→ **WHAT IS REQUIRED**
For the entries that follow, report how many lines include the word "JSON" and add nothing.

→ **EXERCISE INPUT**

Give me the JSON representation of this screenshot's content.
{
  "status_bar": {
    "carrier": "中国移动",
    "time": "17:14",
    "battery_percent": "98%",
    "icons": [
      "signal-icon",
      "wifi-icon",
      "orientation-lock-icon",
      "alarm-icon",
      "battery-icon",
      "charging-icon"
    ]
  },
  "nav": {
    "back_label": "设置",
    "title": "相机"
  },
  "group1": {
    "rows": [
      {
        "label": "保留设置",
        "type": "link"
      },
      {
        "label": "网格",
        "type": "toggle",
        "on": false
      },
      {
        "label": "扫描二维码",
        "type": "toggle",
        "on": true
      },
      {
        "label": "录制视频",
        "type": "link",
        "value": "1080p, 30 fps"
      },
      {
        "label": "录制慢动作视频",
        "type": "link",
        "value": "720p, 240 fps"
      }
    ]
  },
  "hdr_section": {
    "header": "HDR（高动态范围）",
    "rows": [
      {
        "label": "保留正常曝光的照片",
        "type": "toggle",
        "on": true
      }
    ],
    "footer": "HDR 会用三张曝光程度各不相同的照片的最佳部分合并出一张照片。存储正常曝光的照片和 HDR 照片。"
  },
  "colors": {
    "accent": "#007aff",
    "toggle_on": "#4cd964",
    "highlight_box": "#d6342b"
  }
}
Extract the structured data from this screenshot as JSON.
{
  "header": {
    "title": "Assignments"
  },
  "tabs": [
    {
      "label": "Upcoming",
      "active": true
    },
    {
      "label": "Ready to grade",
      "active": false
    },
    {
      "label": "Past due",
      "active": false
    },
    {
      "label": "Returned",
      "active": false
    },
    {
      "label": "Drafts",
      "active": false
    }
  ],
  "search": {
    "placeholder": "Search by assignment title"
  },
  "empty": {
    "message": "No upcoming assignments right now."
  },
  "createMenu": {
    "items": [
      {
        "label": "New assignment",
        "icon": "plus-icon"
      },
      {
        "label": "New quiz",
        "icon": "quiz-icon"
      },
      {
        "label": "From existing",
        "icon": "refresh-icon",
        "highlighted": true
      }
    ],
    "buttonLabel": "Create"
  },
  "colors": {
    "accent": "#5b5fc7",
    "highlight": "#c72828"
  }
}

→ **THE COMPLETED TASK**
2